▶ [The task]:
Could you restate every record below word for word?

- Opening Delimiter -

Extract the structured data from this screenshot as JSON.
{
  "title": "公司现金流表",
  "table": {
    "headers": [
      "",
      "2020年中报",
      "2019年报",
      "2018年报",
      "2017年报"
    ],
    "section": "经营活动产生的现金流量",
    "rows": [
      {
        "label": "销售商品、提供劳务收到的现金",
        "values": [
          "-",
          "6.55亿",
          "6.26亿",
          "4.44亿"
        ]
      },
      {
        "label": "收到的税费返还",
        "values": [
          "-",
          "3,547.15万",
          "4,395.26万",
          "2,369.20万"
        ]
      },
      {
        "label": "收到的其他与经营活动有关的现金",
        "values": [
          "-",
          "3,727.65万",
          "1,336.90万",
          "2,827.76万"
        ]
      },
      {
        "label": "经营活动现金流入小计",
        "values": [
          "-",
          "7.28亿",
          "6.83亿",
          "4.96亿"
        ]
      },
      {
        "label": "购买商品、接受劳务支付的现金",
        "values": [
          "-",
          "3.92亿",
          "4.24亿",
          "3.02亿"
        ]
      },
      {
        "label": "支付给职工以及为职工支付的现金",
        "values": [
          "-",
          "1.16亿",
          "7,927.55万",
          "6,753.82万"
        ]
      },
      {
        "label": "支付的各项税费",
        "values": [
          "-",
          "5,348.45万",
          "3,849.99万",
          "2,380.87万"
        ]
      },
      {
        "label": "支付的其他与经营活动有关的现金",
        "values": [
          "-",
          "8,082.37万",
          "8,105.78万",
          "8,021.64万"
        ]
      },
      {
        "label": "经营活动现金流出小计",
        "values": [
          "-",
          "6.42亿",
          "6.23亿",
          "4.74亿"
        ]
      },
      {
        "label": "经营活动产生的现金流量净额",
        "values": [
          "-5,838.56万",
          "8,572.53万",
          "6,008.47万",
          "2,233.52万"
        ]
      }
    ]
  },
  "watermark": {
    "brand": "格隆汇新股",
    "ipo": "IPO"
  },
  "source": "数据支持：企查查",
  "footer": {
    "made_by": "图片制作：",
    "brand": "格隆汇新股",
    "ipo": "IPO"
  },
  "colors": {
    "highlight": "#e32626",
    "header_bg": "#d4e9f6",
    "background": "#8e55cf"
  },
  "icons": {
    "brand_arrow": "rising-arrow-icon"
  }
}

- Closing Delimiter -

▶ [Output for this exercise]:
Extract the structured data from this screenshot as JSON.
{
  "title": "公司现金流表",
  "table": {
    "headers": [
      "",
      "2020年中报",
      "2019年报",
      "2018年报",
      "2017年报"
    ],
    "section": "经营活动产生的现金流量",
    "rows": [
      {
        "label": "销售商品、提供劳务收到的现金",
        "values": [
          "-",
          "6.55亿",
          "6.26亿",
          "4.44亿"
        ]
      },
      {
        "label": "收到的税费返还",
        "values": [
          "-",
          "3,547.15万",
          "4,395.26万",
          "2,369.20万"
        ]
      },
      {
        "label": "收到的其他与经营活动有关的现金",
        "values": [
          "-",
          "3,727.65万",
          "1,336.90万",
          "2,827.76万"
        ]
      },
      {
        "label": "经营活动现金流入小计",
        "values": [
          "-",
          "7.28亿",
          "6.83亿",
          "4.96亿"
        ]
      },
      {
        "label": "购买商品、接受劳务支付的现金",
        "values": [
          "-",
          "3.92亿",
          "4.24亿",
          "3.02亿"
        ]
      },
      {
        "label": "支付给职工以及为职工支付的现金",
        "values": [
          "-",
          "1.16亿",
          "7,927.55万",
          "6,753.82万"
        ]
      },
      {
        "label": "支付的各项税费",
        "values": [
          "-",
          "5,348.45万",
          "3,849.99万",
          "2,380.87万"
        ]
      },
      {
        "label": "支付的其他与经营活动有关的现金",
        "values": [
          "-",
          "8,082.37万",
          "8,105.78万",
          "8,021.64万"
        ]
      },
      {
        "label": "经营活动现金流出小计",
        "values": [
          "-",
          "6.42亿",
          "6.23亿",
          "4.74亿"
        ]
      },
      {
        "label": "经营活动产生的现金流量净额",
        "values": [
          "-5,838.56万",
          "8,572.53万",
          "6,008.47万",
          "2,233.52万"
        ]
      }
    ]
  },
  "watermark": {
    "brand": "格隆汇新股",
    "ipo": "IPO"
  },
  "source": "数据支持：企查查",
  "footer": {
    "made_by": "图片制作：",
    "brand": "格隆汇新股",
    "ipo": "IPO"
  },
  "colors": {
    "highlight": "#e32626",
    "header_bg": "#d4e9f6",
    "background": "#8e55cf"
  },
  "icons": {
    "brand_arrow": "rising-arrow-icon"
  }
}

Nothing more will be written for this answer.